WHAT NEEDS TO BE DONE
Find the word "screenshot" in the data below and copy each line that holds it.

Data about app and page elements:
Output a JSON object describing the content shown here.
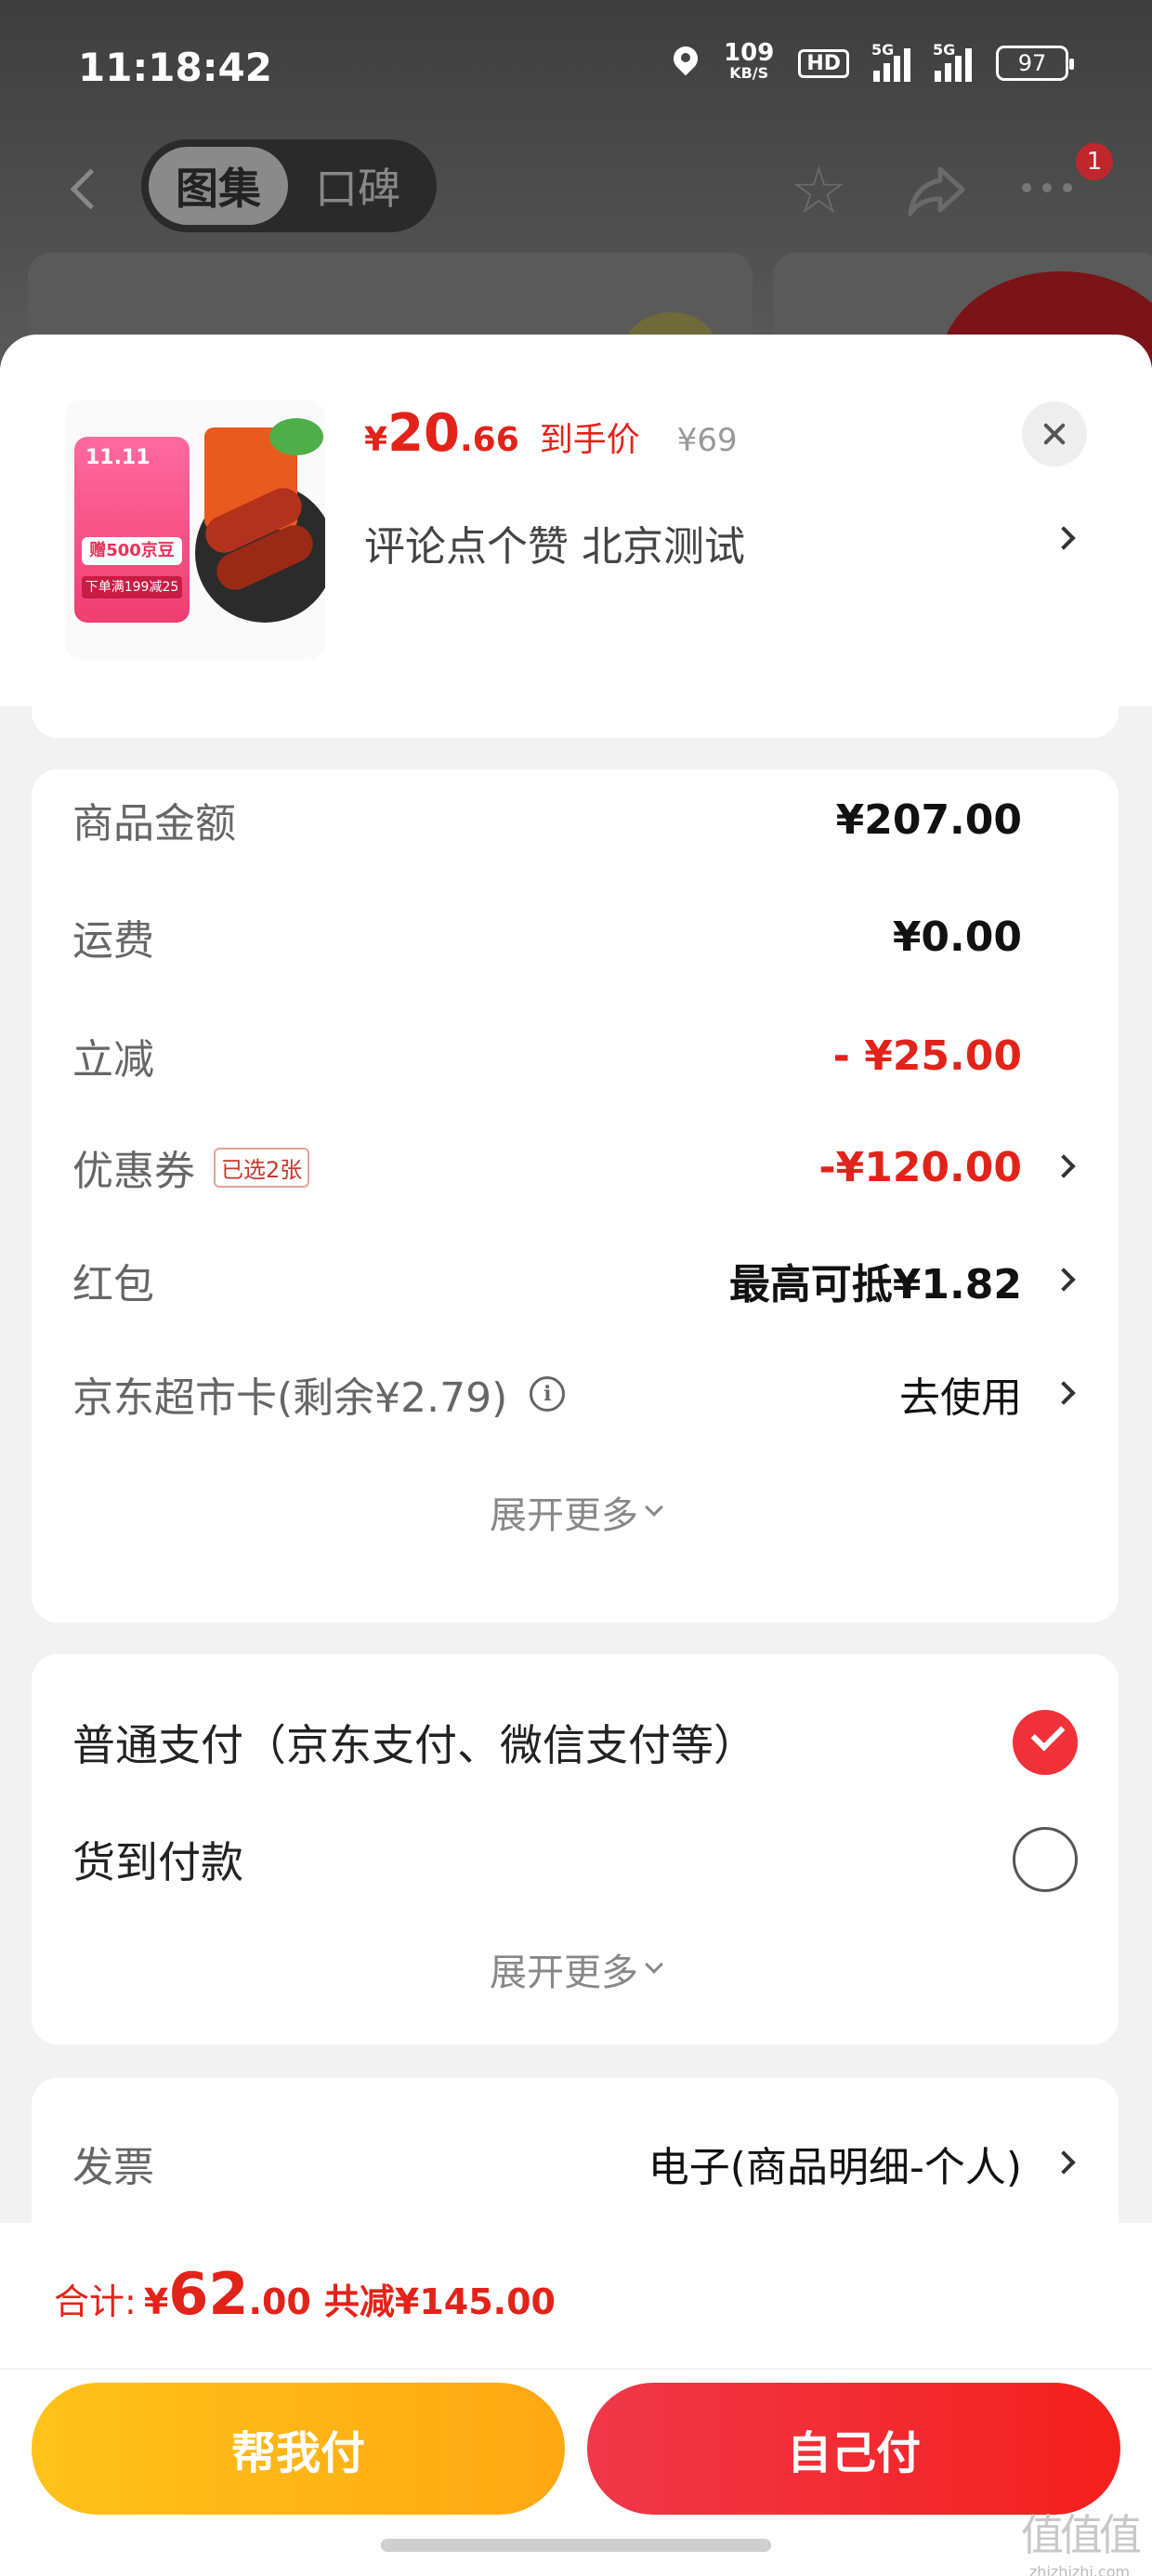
{
  "status_bar": {
    "time": "11:18:42",
    "net_speed": "109",
    "net_unit": "KB/S",
    "hd_label": "HD",
    "signal1_label": "5G",
    "signal2_label": "5G",
    "battery": "97"
  },
  "top_nav": {
    "tabs": [
      {
        "label": "图集",
        "active": true
      },
      {
        "label": "口碑",
        "active": false
      }
    ],
    "notification_count": "1"
  },
  "product": {
    "price_currency": "¥",
    "price_integer": "20",
    "price_decimal": ".66",
    "price_label": "到手价",
    "original_price": "¥69",
    "spec": "评论点个赞  北京测试",
    "promo_title": "11.11",
    "promo_gift": "赠500京豆",
    "promo_deal": "下单满199减25"
  },
  "fees": {
    "rows": [
      {
        "label": "商品金额",
        "value": "¥207.00"
      },
      {
        "label": "运费",
        "value": "¥0.00"
      },
      {
        "label": "立减",
        "value": "- ¥25.00"
      },
      {
        "label": "优惠券",
        "tag": "已选2张",
        "value": "-¥120.00"
      },
      {
        "label": "红包",
        "value": "最高可抵¥1.82"
      },
      {
        "label": "京东超市卡(剩余¥2.79)",
        "value": "去使用"
      }
    ],
    "expand_label": "展开更多"
  },
  "payment": {
    "options": [
      {
        "label": "普通支付（京东支付、微信支付等）",
        "selected": true
      },
      {
        "label": "货到付款",
        "selected": false
      }
    ],
    "expand_label": "展开更多"
  },
  "invoice": {
    "label": "发票",
    "value": "电子(商品明细-个人)"
  },
  "footer": {
    "total_label": "合计:",
    "total_currency": "¥",
    "total_integer": "62",
    "total_decimal": ".00",
    "total_saving": "共减¥145.00",
    "help_pay_label": "帮我付",
    "self_pay_label": "自己付"
  },
  "watermark": {
    "text": "值值值",
    "site": "zhizhizhi.com"
  },
  "colors": {
    "accent_red": "#e2231a",
    "help_button": "#ffb416",
    "self_button": "#f22a2e"
  }
}
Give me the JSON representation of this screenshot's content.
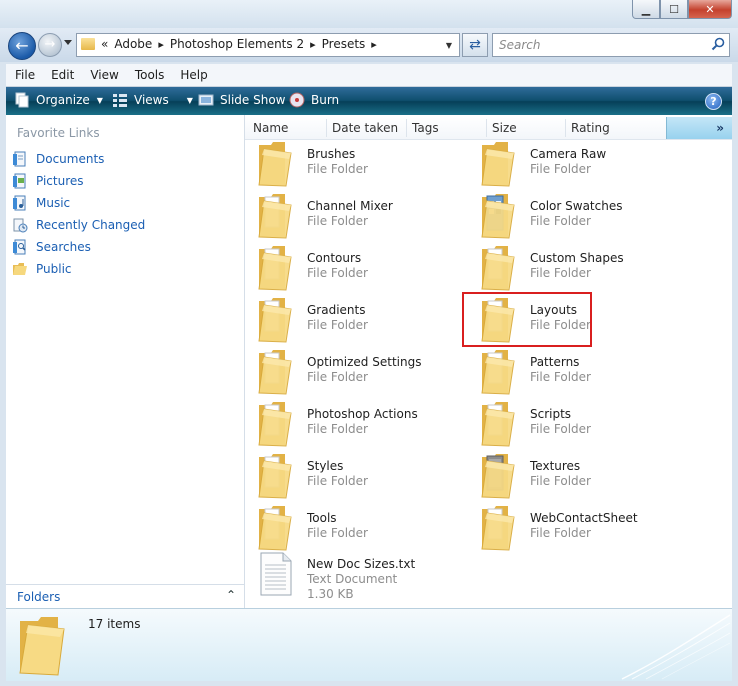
{
  "window": {
    "controls": {
      "minimize": "▁",
      "maximize": "☐",
      "close": "✕"
    }
  },
  "nav": {
    "breadcrumb_prefix": "«",
    "breadcrumbs": [
      "Adobe",
      "Photoshop Elements 2",
      "Presets"
    ],
    "separator": "▸",
    "search_placeholder": "Search"
  },
  "menu": [
    "File",
    "Edit",
    "View",
    "Tools",
    "Help"
  ],
  "toolbar": {
    "organize": "Organize",
    "views": "Views",
    "slideshow": "Slide Show",
    "burn": "Burn",
    "help": "?"
  },
  "sidebar": {
    "heading": "Favorite Links",
    "items": [
      {
        "label": "Documents",
        "icon": "documents-icon"
      },
      {
        "label": "Pictures",
        "icon": "pictures-icon"
      },
      {
        "label": "Music",
        "icon": "music-icon"
      },
      {
        "label": "Recently Changed",
        "icon": "recently-changed-icon"
      },
      {
        "label": "Searches",
        "icon": "searches-icon"
      },
      {
        "label": "Public",
        "icon": "folder-icon"
      }
    ],
    "folders_label": "Folders",
    "folders_toggle": "⌃"
  },
  "columns": [
    "Name",
    "Date taken",
    "Tags",
    "Size",
    "Rating"
  ],
  "columns_more": "»",
  "items": [
    {
      "name": "Brushes",
      "type": "File Folder",
      "kind": "folder"
    },
    {
      "name": "Camera Raw",
      "type": "File Folder",
      "kind": "folder"
    },
    {
      "name": "Channel Mixer",
      "type": "File Folder",
      "kind": "folder-pages"
    },
    {
      "name": "Color Swatches",
      "type": "File Folder",
      "kind": "folder-blue"
    },
    {
      "name": "Contours",
      "type": "File Folder",
      "kind": "folder-pages"
    },
    {
      "name": "Custom Shapes",
      "type": "File Folder",
      "kind": "folder-pages"
    },
    {
      "name": "Gradients",
      "type": "File Folder",
      "kind": "folder-pages"
    },
    {
      "name": "Layouts",
      "type": "File Folder",
      "kind": "folder-pages"
    },
    {
      "name": "Optimized Settings",
      "type": "File Folder",
      "kind": "folder-pages"
    },
    {
      "name": "Patterns",
      "type": "File Folder",
      "kind": "folder-pages"
    },
    {
      "name": "Photoshop Actions",
      "type": "File Folder",
      "kind": "folder-pages"
    },
    {
      "name": "Scripts",
      "type": "File Folder",
      "kind": "folder-pages"
    },
    {
      "name": "Styles",
      "type": "File Folder",
      "kind": "folder-pages"
    },
    {
      "name": "Textures",
      "type": "File Folder",
      "kind": "folder-texture"
    },
    {
      "name": "Tools",
      "type": "File Folder",
      "kind": "folder-pages"
    },
    {
      "name": "WebContactSheet",
      "type": "File Folder",
      "kind": "folder-pages"
    },
    {
      "name": "New Doc Sizes.txt",
      "type": "Text Document",
      "size": "1.30 KB",
      "kind": "text"
    }
  ],
  "highlighted_item": "Layouts",
  "details": {
    "count": "17 items"
  },
  "colors": {
    "link": "#1b5fb3",
    "toolbar": "#0f4f6e",
    "highlight": "#d91f1f",
    "folder": "#f0cd6d"
  }
}
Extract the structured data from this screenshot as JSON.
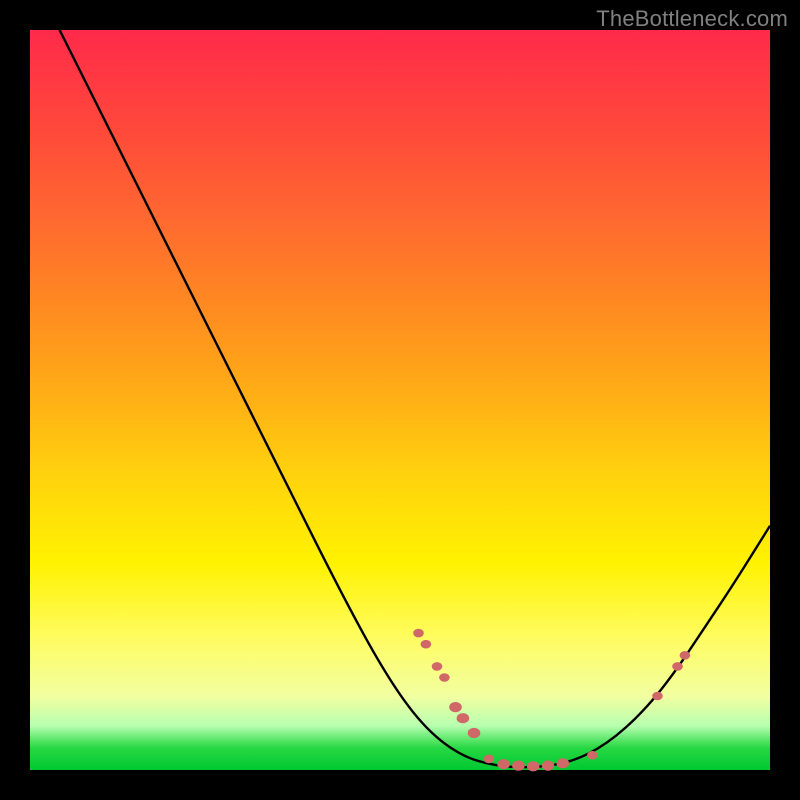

RESPONSE
Give me the JSON representation of this screenshot's content.
Extract the structured data from this screenshot as JSON.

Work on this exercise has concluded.